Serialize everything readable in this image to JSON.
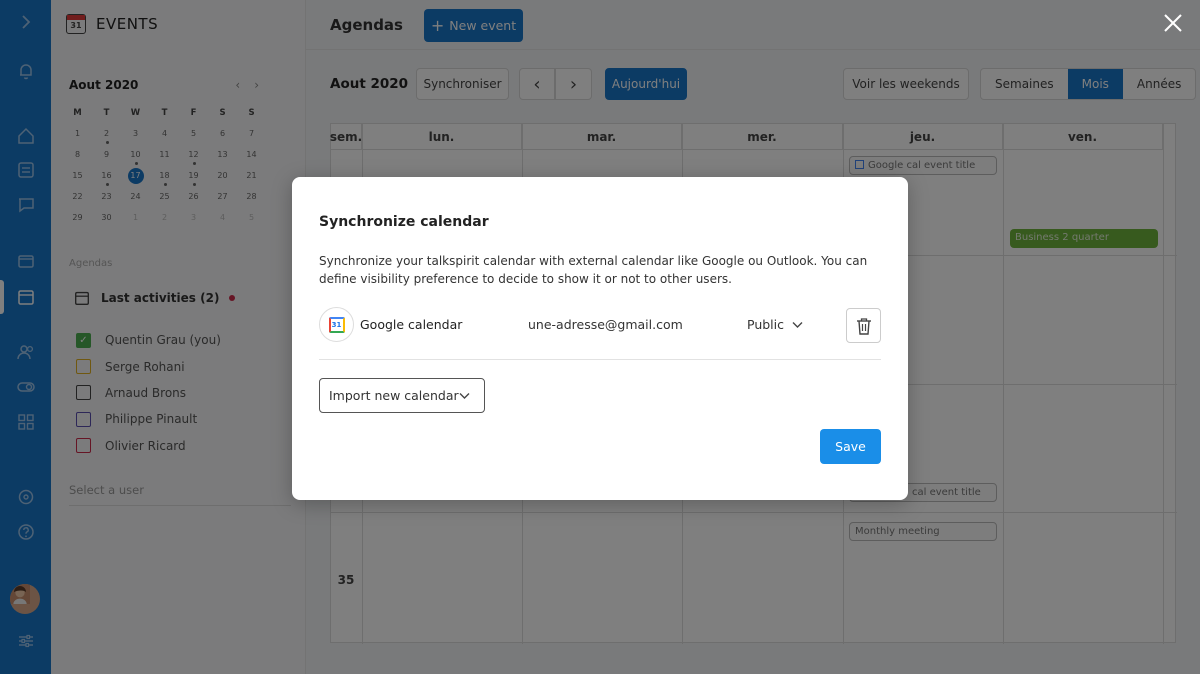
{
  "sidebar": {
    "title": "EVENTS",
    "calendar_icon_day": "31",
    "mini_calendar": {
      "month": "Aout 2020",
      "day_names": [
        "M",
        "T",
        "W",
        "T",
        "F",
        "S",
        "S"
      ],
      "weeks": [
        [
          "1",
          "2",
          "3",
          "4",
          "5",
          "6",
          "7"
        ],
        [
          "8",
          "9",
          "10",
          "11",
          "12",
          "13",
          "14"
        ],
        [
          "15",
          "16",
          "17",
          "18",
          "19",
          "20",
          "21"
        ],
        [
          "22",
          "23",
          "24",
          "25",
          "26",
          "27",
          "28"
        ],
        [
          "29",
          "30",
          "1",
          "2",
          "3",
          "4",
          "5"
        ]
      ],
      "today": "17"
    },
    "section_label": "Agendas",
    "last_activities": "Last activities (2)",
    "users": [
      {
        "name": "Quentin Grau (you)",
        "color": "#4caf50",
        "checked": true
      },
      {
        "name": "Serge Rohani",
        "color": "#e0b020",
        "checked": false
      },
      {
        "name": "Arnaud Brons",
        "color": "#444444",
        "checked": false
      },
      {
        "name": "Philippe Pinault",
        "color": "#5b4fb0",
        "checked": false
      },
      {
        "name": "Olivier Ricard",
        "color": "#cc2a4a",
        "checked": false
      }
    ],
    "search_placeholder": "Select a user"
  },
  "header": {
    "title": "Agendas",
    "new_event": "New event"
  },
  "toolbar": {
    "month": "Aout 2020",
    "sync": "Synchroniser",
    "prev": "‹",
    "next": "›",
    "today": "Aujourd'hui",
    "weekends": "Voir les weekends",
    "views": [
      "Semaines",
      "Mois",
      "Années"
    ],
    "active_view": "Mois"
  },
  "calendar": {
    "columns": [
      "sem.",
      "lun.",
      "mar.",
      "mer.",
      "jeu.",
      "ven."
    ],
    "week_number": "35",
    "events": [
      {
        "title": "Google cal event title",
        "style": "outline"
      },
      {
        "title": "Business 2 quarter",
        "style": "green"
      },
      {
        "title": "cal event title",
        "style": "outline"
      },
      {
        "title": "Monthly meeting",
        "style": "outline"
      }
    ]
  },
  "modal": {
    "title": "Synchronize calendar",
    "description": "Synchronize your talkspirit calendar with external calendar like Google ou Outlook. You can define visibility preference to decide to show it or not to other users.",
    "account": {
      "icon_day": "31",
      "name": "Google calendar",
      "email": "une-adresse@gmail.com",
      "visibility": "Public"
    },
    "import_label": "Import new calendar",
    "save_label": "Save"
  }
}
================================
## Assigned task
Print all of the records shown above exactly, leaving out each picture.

## Task output
Serialize everything readable in this image to JSON.
{
  "sidebar": {
    "title": "EVENTS",
    "calendar_icon_day": "31",
    "mini_calendar": {
      "month": "Aout 2020",
      "day_names": [
        "M",
        "T",
        "W",
        "T",
        "F",
        "S",
        "S"
      ],
      "weeks": [
        [
          "1",
          "2",
          "3",
          "4",
          "5",
          "6",
          "7"
        ],
        [
          "8",
          "9",
          "10",
          "11",
          "12",
          "13",
          "14"
        ],
        [
          "15",
          "16",
          "17",
          "18",
          "19",
          "20",
          "21"
        ],
        [
          "22",
          "23",
          "24",
          "25",
          "26",
          "27",
          "28"
        ],
        [
          "29",
          "30",
          "1",
          "2",
          "3",
          "4",
          "5"
        ]
      ],
      "today": "17"
    },
    "section_label": "Agendas",
    "last_activities": "Last activities (2)",
    "users": [
      {
        "name": "Quentin Grau (you)",
        "color": "#4caf50",
        "checked": true
      },
      {
        "name": "Serge Rohani",
        "color": "#e0b020",
        "checked": false
      },
      {
        "name": "Arnaud Brons",
        "color": "#444444",
        "checked": false
      },
      {
        "name": "Philippe Pinault",
        "color": "#5b4fb0",
        "checked": false
      },
      {
        "name": "Olivier Ricard",
        "color": "#cc2a4a",
        "checked": false
      }
    ],
    "search_placeholder": "Select a user"
  },
  "header": {
    "title": "Agendas",
    "new_event": "New event"
  },
  "toolbar": {
    "month": "Aout 2020",
    "sync": "Synchroniser",
    "prev": "‹",
    "next": "›",
    "today": "Aujourd'hui",
    "weekends": "Voir les weekends",
    "views": [
      "Semaines",
      "Mois",
      "Années"
    ],
    "active_view": "Mois"
  },
  "calendar": {
    "columns": [
      "sem.",
      "lun.",
      "mar.",
      "mer.",
      "jeu.",
      "ven."
    ],
    "week_number": "35",
    "events": [
      {
        "title": "Google cal event title",
        "style": "outline"
      },
      {
        "title": "Business 2 quarter",
        "style": "green"
      },
      {
        "title": "cal event title",
        "style": "outline"
      },
      {
        "title": "Monthly meeting",
        "style": "outline"
      }
    ]
  },
  "modal": {
    "title": "Synchronize calendar",
    "description": "Synchronize your talkspirit calendar with external calendar like Google ou Outlook. You can define visibility preference to decide to show it or not to other users.",
    "account": {
      "icon_day": "31",
      "name": "Google calendar",
      "email": "une-adresse@gmail.com",
      "visibility": "Public"
    },
    "import_label": "Import new calendar",
    "save_label": "Save"
  }
}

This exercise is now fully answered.